“A towel is just about the most massively useful thing an interstellar hitchhiker can carry. Partly because it has great practical value. You can wrap it around you for warmth as you bound across the cold moons of Jaglan Beta; you can lie on it on the brilliant marble-sanded beaches of Santraginus V, inhaling the heady sea vapours; you can sleep under it beneath the stars which shine so redly on the desert world of Kakrafoon; use it to sail a miniraft down the slow heavy River Moth; wet it for use in hand-to-hand combat; wrap it around your head to ward off noxious fumes or avoid the gaze of the Ravenous Bugblatter Beast of Traal (a mind-bogglingly stupid animal, it assumes that if you can’t see it, it can’t see you — daft as a brush, but very very ravenous); you can wave your towel in emergencies as a distress signal, and of course you can dry yourself off with it if it still seems to be clean enough.”  From Hitchhikers fandom page

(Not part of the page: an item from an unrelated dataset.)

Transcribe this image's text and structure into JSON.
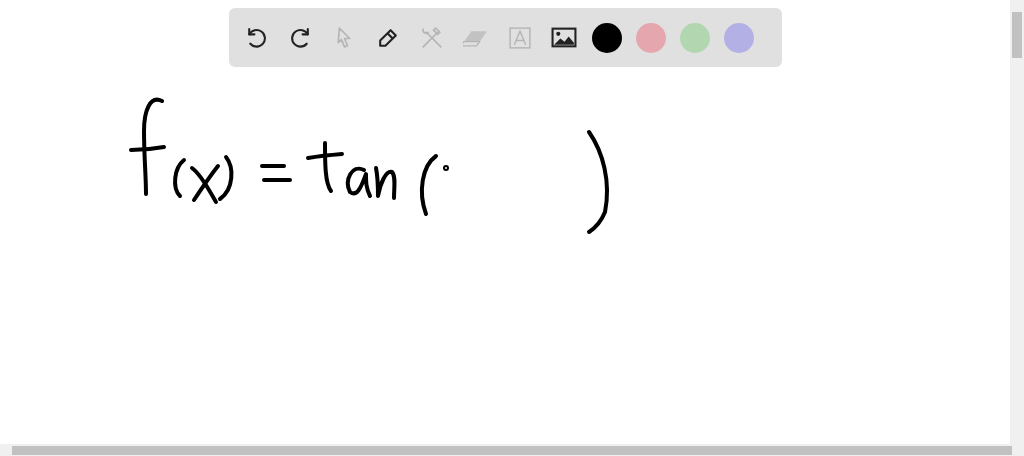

But I didn’t need my towel for intergalactic reasons. A towel is always handy when picking up and transporting a Long-necked Tortoise as their other defense mechanism beside retreating into their shell is the squirt a stinky bodily fluid and oh yes it is quite pungent. Once I had this fellow well wrapped and in the car, I headed home. Due to the drought conditions many of the waterways have stopped running and I didn’t know where there was a safe waterhole to put this bloke, so home it was. Earlier in the week I had seen another Long-necked Tortoise in the dam so maybe a bit of matchmaking?

I put him on the floor of my dam.
long-necked tortoise_rescue_dam_shell_named_home_jackadgery_oct 2019
and eventually he poked his head out when I moved him a bit closer to the waters edge.long-necked tortoise_rescue_emerge_named_home_jackadgery_oct 2019
He looked this way and that sniffing the airlong-necked tortoise_rescue_neck_named_home_jackadgery_oct 2019
He checked out the damlong-necked tortoise_rescue_face_named_home_jackadgery_oct 2019
and with a scurry and a splash he was gone.long-necked tortoise_rescue_dam_named_home_jackadgery_oct 2019

He really was a character   Then it was time for me to get back to the house and wash the stinky towel.